Every Measurement Counts
There is no room for uncertainty in your measurements. From sensor
to software, your system must deliver accurate results. National Instruments
provides detailed specifications for our products so that you don't have
to guess how they perform. Along with traditional specifications, our DAQ
device or signal conditioning products include accuracy specifications
to assist you in selecting the appropriate hardware for your application.
Absolute accuracy is the specification you must use to determine the
overall maximum possible error of your measurement. Absolute accuracy does
assume you have calibrated your DAQ device or signal conditioning equipment within the last year.
Main Components of Absolute Accuracy
There are four main components of an absolute accuracy specification:
1) Percent of Reading is a percentage of the actual input voltage.
2) Offset is a constant value applied to all measurements.

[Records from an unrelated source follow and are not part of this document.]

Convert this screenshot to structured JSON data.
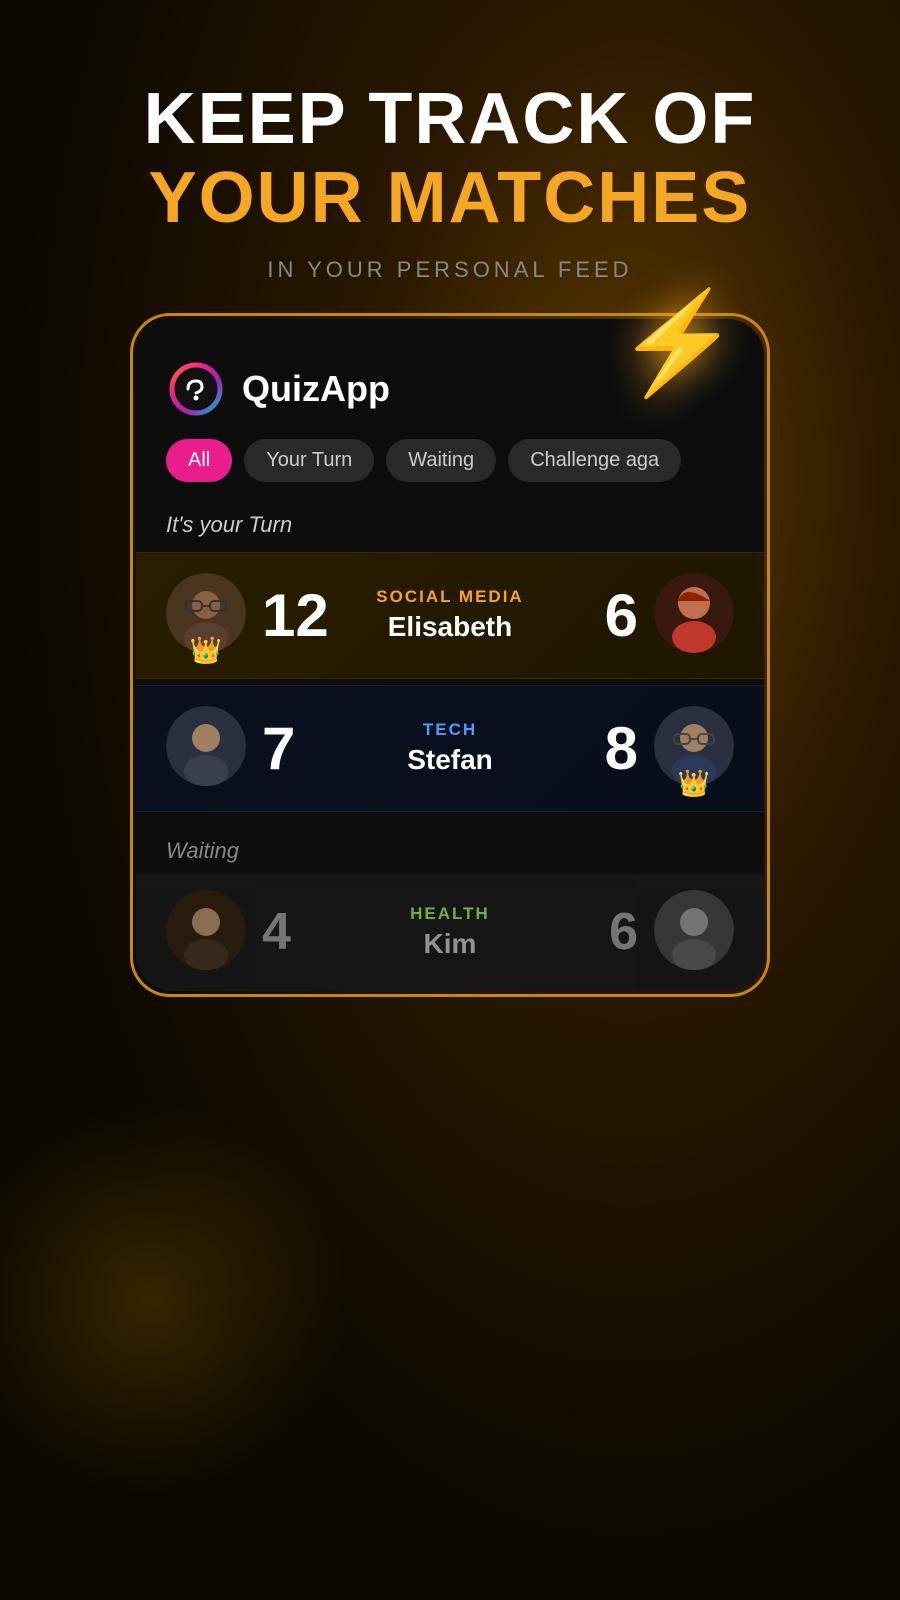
{
  "background": {
    "primary": "#0a0800",
    "glow": "#5a3a00"
  },
  "header": {
    "line1": "KEEP TRACK OF",
    "line2": "YOUR MATCHES",
    "subtitle": "IN YOUR PERSONAL FEED"
  },
  "lightning": "⚡",
  "app": {
    "name": "QuizApp"
  },
  "tabs": [
    {
      "label": "All",
      "active": true
    },
    {
      "label": "Your Turn",
      "active": false
    },
    {
      "label": "Waiting",
      "active": false
    },
    {
      "label": "Challenge aga",
      "active": false
    }
  ],
  "section_your_turn": "It's your Turn",
  "matches_your_turn": [
    {
      "score_left": "12",
      "category": "SOCIAL MEDIA",
      "category_color": "gold",
      "opponent": "Elisabeth",
      "score_right": "6",
      "left_crown": true,
      "right_crown": false
    },
    {
      "score_left": "7",
      "category": "TECH",
      "category_color": "blue",
      "opponent": "Stefan",
      "score_right": "8",
      "left_crown": false,
      "right_crown": true
    }
  ],
  "section_waiting": "Waiting",
  "matches_waiting": [
    {
      "score_left": "4",
      "category": "HEALTH",
      "category_color": "green",
      "opponent": "Kim",
      "score_right": "6",
      "left_crown": false,
      "right_crown": false
    }
  ]
}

3) System Noise and Quantization is based on noise and depends on the
number of points averaged for each measurement.
4) Temperature Drift is based on variations in your ambient temperature.
Absolute Accuracy Formula
Based on these components, the formula for Calculating absolute accuracy
for a given module is:
Absolute Accuracy = ±((Input Voltage * % of reading) + Offset + System
Noise + Temperature Drift)
Absolute Accuracy with Respect to the Input (RTI) Formula
Absolute Accuracy RTI = ±(Absolute Accuracy / Input Voltage)
System Absolute Accuracy Formula
Since the uncertainty of the individual components is assumed to be independent, the combined standard uncertainty is the square root of the combined variance. This is given in the following equation:
The combined standard uncertainty is an estimated standard deviation and characterizes the dispersion of the values that could reasonably be attributed to the measurand. Refer to "Determining Combined Standard Uncertainty" in the Guide to the Expression of Uncertainty in Measurement (GUM) published by ISO or ANSI/NCSL.
Temperature Drift Formula
Temperature effects are already
accounted for unless your ambient temperature is outside of the 15 to 35° C
HERE range. For instance, if your ambient temperature is at 45° C,
you must account for 10° C of drift., This is calculated by:
Drift = ±(Input Voltage * % of Reading/° C
+ Offset/° C)
The calculations described above represent the
maximum error you should receive from any given component in your system,
and a method for determining the overall system error. However, you
typically have much better accuracy values than what you obtain from these
tables. If you need an extremely accurate system, you can perform an
end-to-end calibration of your system to reduce all system errors.
However, this system must be calibrated with your particular input type
over the full range of expected use. Accuracy depends on the quality and
precision of your source. We have performed some end-to-end calibrations
for some typical configurations and achieved the results below:
||±0.25 °C at 250 ° C or ±24 mV at 9.5 V
||±0.21 mV at 9.5 V
||±2.2 mV at 2 V